Set the data down again, exactly as it reads, but without the pictures.

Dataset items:
· · · · ·

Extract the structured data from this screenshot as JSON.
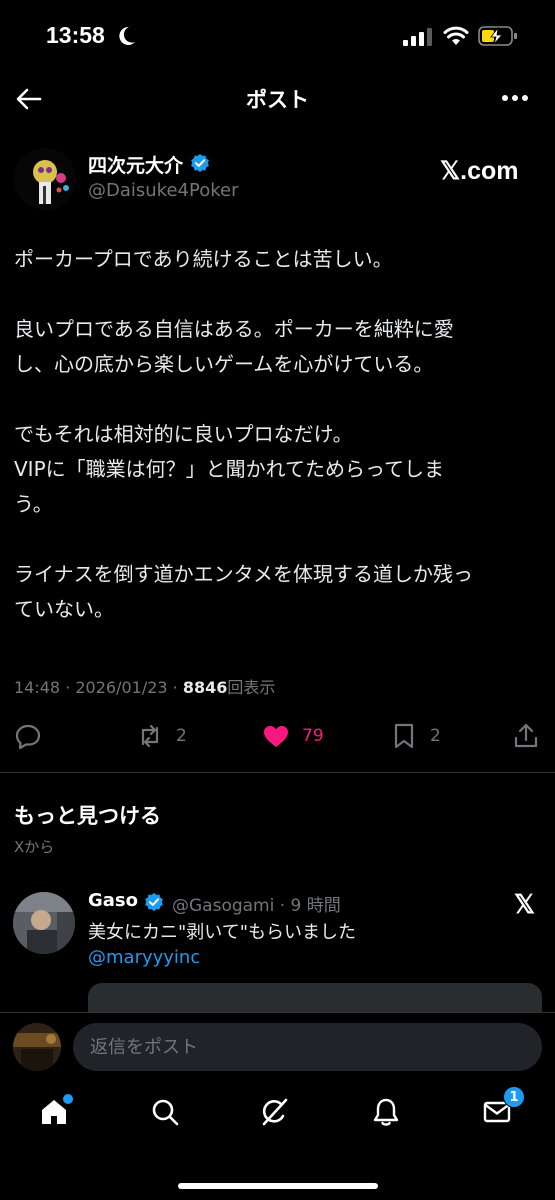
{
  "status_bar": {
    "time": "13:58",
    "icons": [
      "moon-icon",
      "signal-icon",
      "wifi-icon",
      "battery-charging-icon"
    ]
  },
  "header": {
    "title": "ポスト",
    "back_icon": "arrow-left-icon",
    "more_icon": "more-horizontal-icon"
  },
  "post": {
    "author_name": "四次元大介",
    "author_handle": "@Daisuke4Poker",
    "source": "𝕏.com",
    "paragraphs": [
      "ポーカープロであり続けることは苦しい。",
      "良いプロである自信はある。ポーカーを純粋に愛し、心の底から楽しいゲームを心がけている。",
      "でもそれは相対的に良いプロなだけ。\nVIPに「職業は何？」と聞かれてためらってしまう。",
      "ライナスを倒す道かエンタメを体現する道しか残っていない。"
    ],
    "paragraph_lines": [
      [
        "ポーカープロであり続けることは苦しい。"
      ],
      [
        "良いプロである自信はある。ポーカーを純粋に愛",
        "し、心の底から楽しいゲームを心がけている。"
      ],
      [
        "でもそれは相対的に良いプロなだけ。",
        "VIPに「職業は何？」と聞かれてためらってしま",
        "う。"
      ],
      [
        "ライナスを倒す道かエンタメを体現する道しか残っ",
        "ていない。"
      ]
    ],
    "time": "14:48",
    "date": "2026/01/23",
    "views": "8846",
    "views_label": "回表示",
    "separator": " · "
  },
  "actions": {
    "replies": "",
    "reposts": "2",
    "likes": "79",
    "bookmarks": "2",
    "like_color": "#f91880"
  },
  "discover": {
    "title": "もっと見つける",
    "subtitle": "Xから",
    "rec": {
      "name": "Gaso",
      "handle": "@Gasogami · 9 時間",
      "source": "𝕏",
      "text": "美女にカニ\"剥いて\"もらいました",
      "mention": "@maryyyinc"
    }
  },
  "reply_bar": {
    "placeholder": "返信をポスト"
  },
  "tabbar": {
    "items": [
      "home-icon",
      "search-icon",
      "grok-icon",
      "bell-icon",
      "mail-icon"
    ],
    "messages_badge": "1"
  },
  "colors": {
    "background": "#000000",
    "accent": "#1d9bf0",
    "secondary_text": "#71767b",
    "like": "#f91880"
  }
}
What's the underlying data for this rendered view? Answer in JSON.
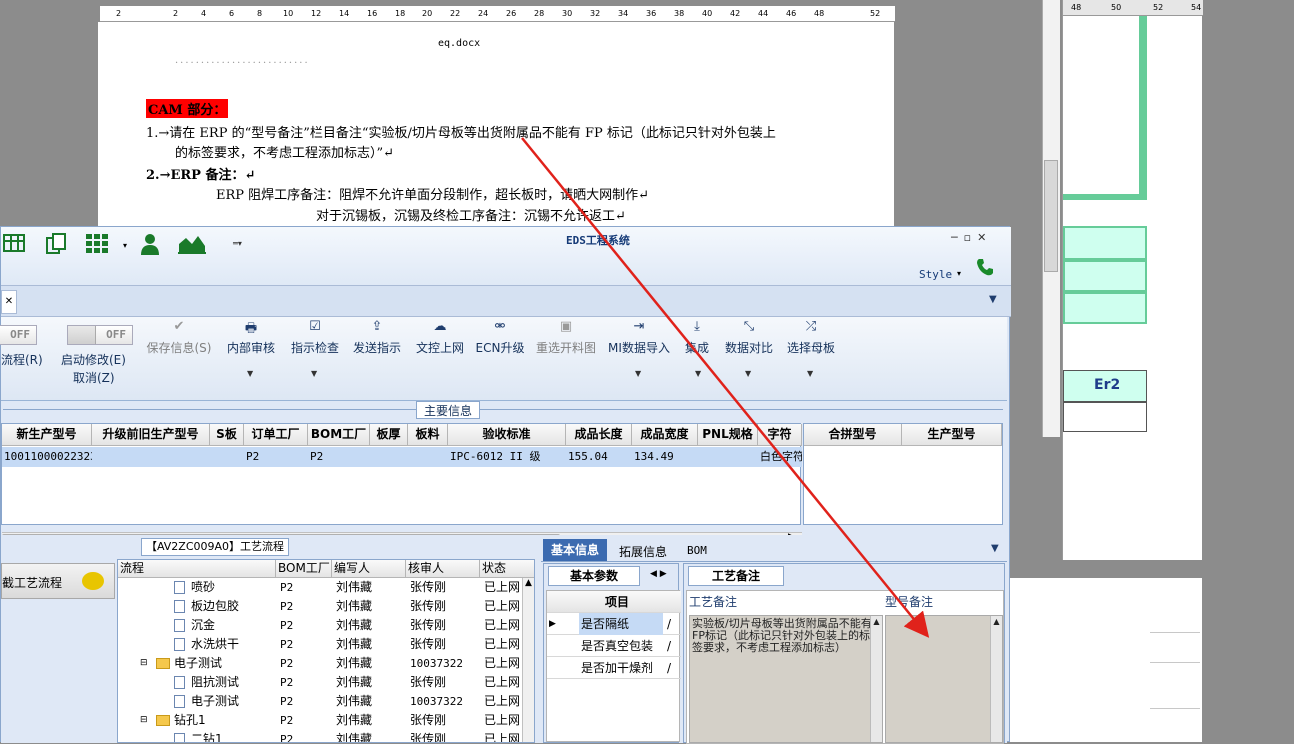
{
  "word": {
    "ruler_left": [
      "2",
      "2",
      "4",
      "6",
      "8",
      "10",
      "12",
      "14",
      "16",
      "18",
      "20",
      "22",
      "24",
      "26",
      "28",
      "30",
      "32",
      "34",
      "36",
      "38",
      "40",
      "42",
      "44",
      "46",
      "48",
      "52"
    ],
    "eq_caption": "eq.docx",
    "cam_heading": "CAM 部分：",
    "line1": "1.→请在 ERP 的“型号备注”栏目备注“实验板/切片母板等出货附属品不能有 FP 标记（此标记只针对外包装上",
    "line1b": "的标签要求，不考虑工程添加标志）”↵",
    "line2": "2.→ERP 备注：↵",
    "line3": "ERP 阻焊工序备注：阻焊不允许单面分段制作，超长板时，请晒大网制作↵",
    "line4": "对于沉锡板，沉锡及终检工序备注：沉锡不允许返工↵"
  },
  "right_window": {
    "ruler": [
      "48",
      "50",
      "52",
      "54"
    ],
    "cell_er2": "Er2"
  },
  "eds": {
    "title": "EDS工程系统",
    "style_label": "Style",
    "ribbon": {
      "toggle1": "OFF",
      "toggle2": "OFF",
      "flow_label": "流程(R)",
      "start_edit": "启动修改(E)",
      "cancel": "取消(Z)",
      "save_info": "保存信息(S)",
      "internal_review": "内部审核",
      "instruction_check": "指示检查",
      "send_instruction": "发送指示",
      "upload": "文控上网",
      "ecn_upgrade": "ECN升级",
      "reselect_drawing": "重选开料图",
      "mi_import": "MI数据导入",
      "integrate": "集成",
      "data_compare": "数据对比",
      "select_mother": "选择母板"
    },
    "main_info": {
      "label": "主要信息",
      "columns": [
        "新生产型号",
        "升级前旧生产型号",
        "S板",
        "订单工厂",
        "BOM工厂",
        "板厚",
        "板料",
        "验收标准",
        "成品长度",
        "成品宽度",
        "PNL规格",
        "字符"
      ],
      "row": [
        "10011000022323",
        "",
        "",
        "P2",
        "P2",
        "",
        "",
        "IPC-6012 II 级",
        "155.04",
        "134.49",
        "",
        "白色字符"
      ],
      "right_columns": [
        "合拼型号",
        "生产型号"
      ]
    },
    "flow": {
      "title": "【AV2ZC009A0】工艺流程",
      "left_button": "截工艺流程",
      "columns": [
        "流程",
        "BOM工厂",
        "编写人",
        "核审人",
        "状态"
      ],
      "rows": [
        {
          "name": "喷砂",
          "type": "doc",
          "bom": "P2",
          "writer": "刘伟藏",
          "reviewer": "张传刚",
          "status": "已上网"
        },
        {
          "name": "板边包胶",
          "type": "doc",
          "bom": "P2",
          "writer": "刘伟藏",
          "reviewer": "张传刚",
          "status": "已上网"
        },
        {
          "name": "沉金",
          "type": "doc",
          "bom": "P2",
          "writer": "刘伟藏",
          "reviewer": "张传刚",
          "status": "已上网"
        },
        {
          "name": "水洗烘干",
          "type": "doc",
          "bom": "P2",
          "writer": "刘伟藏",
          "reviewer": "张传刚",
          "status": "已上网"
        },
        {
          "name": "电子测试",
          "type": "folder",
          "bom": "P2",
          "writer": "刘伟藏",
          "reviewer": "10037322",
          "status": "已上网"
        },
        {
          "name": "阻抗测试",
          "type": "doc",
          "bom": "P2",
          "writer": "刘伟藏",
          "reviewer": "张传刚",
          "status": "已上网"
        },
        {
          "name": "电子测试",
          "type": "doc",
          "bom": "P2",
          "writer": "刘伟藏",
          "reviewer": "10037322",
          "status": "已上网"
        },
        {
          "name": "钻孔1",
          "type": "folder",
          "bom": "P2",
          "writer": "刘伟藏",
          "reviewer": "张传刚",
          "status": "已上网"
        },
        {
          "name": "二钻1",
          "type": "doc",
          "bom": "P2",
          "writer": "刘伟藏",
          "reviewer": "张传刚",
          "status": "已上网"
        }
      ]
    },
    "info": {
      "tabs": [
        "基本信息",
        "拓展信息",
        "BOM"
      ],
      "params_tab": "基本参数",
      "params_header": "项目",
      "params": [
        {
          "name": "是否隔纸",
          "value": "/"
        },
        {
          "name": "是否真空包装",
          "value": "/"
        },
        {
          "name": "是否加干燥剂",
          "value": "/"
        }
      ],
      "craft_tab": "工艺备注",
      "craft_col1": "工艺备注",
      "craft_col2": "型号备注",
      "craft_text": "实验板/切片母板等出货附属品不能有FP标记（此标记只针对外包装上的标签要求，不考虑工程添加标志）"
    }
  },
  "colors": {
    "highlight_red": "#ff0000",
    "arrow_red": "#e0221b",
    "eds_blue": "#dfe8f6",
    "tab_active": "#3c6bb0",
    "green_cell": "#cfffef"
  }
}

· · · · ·

» **TASK OUTPUT**:
Extract the structured data from this screenshot as JSON.
{
  "status_bar": {
    "time": "13:58",
    "icons": [
      "moon-icon",
      "signal-icon",
      "wifi-icon",
      "battery-charging-icon"
    ]
  },
  "header": {
    "title": "ポスト",
    "back_icon": "arrow-left-icon",
    "more_icon": "more-horizontal-icon"
  },
  "post": {
    "author_name": "四次元大介",
    "author_handle": "@Daisuke4Poker",
    "source": "𝕏.com",
    "paragraphs": [
      "ポーカープロであり続けることは苦しい。",
      "良いプロである自信はある。ポーカーを純粋に愛し、心の底から楽しいゲームを心がけている。",
      "でもそれは相対的に良いプロなだけ。\nVIPに「職業は何？」と聞かれてためらってしまう。",
      "ライナスを倒す道かエンタメを体現する道しか残っていない。"
    ],
    "paragraph_lines": [
      [
        "ポーカープロであり続けることは苦しい。"
      ],
      [
        "良いプロである自信はある。ポーカーを純粋に愛",
        "し、心の底から楽しいゲームを心がけている。"
      ],
      [
        "でもそれは相対的に良いプロなだけ。",
        "VIPに「職業は何？」と聞かれてためらってしま",
        "う。"
      ],
      [
        "ライナスを倒す道かエンタメを体現する道しか残っ",
        "ていない。"
      ]
    ],
    "time": "14:48",
    "date": "2026/01/23",
    "views": "8846",
    "views_label": "回表示",
    "separator": " · "
  },
  "actions": {
    "replies": "",
    "reposts": "2",
    "likes": "79",
    "bookmarks": "2",
    "like_color": "#f91880"
  },
  "discover": {
    "title": "もっと見つける",
    "subtitle": "Xから",
    "rec": {
      "name": "Gaso",
      "handle": "@Gasogami · 9 時間",
      "source": "𝕏",
      "text": "美女にカニ\"剥いて\"もらいました",
      "mention": "@maryyyinc"
    }
  },
  "reply_bar": {
    "placeholder": "返信をポスト"
  },
  "tabbar": {
    "items": [
      "home-icon",
      "search-icon",
      "grok-icon",
      "bell-icon",
      "mail-icon"
    ],
    "messages_badge": "1"
  },
  "colors": {
    "background": "#000000",
    "accent": "#1d9bf0",
    "secondary_text": "#71767b",
    "like": "#f91880"
  }
}
What's the underlying data for this rendered view? Answer in JSON.
{
  "word": {
    "ruler_left": [
      "2",
      "2",
      "4",
      "6",
      "8",
      "10",
      "12",
      "14",
      "16",
      "18",
      "20",
      "22",
      "24",
      "26",
      "28",
      "30",
      "32",
      "34",
      "36",
      "38",
      "40",
      "42",
      "44",
      "46",
      "48",
      "52"
    ],
    "eq_caption": "eq.docx",
    "cam_heading": "CAM 部分：",
    "line1": "1.→请在 ERP 的“型号备注”栏目备注“实验板/切片母板等出货附属品不能有 FP 标记（此标记只针对外包装上",
    "line1b": "的标签要求，不考虑工程添加标志）”↵",
    "line2": "2.→ERP 备注：↵",
    "line3": "ERP 阻焊工序备注：阻焊不允许单面分段制作，超长板时，请晒大网制作↵",
    "line4": "对于沉锡板，沉锡及终检工序备注：沉锡不允许返工↵"
  },
  "right_window": {
    "ruler": [
      "48",
      "50",
      "52",
      "54"
    ],
    "cell_er2": "Er2"
  },
  "eds": {
    "title": "EDS工程系统",
    "style_label": "Style",
    "ribbon": {
      "toggle1": "OFF",
      "toggle2": "OFF",
      "flow_label": "流程(R)",
      "start_edit": "启动修改(E)",
      "cancel": "取消(Z)",
      "save_info": "保存信息(S)",
      "internal_review": "内部审核",
      "instruction_check": "指示检查",
      "send_instruction": "发送指示",
      "upload": "文控上网",
      "ecn_upgrade": "ECN升级",
      "reselect_drawing": "重选开料图",
      "mi_import": "MI数据导入",
      "integrate": "集成",
      "data_compare": "数据对比",
      "select_mother": "选择母板"
    },
    "main_info": {
      "label": "主要信息",
      "columns": [
        "新生产型号",
        "升级前旧生产型号",
        "S板",
        "订单工厂",
        "BOM工厂",
        "板厚",
        "板料",
        "验收标准",
        "成品长度",
        "成品宽度",
        "PNL规格",
        "字符"
      ],
      "row": [
        "10011000022323",
        "",
        "",
        "P2",
        "P2",
        "",
        "",
        "IPC-6012 II 级",
        "155.04",
        "134.49",
        "",
        "白色字符"
      ],
      "right_columns": [
        "合拼型号",
        "生产型号"
      ]
    },
    "flow": {
      "title": "【AV2ZC009A0】工艺流程",
      "left_button": "截工艺流程",
      "columns": [
        "流程",
        "BOM工厂",
        "编写人",
        "核审人",
        "状态"
      ],
      "rows": [
        {
          "name": "喷砂",
          "type": "doc",
          "bom": "P2",
          "writer": "刘伟藏",
          "reviewer": "张传刚",
          "status": "已上网"
        },
        {
          "name": "板边包胶",
          "type": "doc",
          "bom": "P2",
          "writer": "刘伟藏",
          "reviewer": "张传刚",
          "status": "已上网"
        },
        {
          "name": "沉金",
          "type": "doc",
          "bom": "P2",
          "writer": "刘伟藏",
          "reviewer": "张传刚",
          "status": "已上网"
        },
        {
          "name": "水洗烘干",
          "type": "doc",
          "bom": "P2",
          "writer": "刘伟藏",
          "reviewer": "张传刚",
          "status": "已上网"
        },
        {
          "name": "电子测试",
          "type": "folder",
          "bom": "P2",
          "writer": "刘伟藏",
          "reviewer": "10037322",
          "status": "已上网"
        },
        {
          "name": "阻抗测试",
          "type": "doc",
          "bom": "P2",
          "writer": "刘伟藏",
          "reviewer": "张传刚",
          "status": "已上网"
        },
        {
          "name": "电子测试",
          "type": "doc",
          "bom": "P2",
          "writer": "刘伟藏",
          "reviewer": "10037322",
          "status": "已上网"
        },
        {
          "name": "钻孔1",
          "type": "folder",
          "bom": "P2",
          "writer": "刘伟藏",
          "reviewer": "张传刚",
          "status": "已上网"
        },
        {
          "name": "二钻1",
          "type": "doc",
          "bom": "P2",
          "writer": "刘伟藏",
          "reviewer": "张传刚",
          "status": "已上网"
        }
      ]
    },
    "info": {
      "tabs": [
        "基本信息",
        "拓展信息",
        "BOM"
      ],
      "params_tab": "基本参数",
      "params_header": "项目",
      "params": [
        {
          "name": "是否隔纸",
          "value": "/"
        },
        {
          "name": "是否真空包装",
          "value": "/"
        },
        {
          "name": "是否加干燥剂",
          "value": "/"
        }
      ],
      "craft_tab": "工艺备注",
      "craft_col1": "工艺备注",
      "craft_col2": "型号备注",
      "craft_text": "实验板/切片母板等出货附属品不能有FP标记（此标记只针对外包装上的标签要求，不考虑工程添加标志）"
    }
  },
  "colors": {
    "highlight_red": "#ff0000",
    "arrow_red": "#e0221b",
    "eds_blue": "#dfe8f6",
    "tab_active": "#3c6bb0",
    "green_cell": "#cfffef"
  }
}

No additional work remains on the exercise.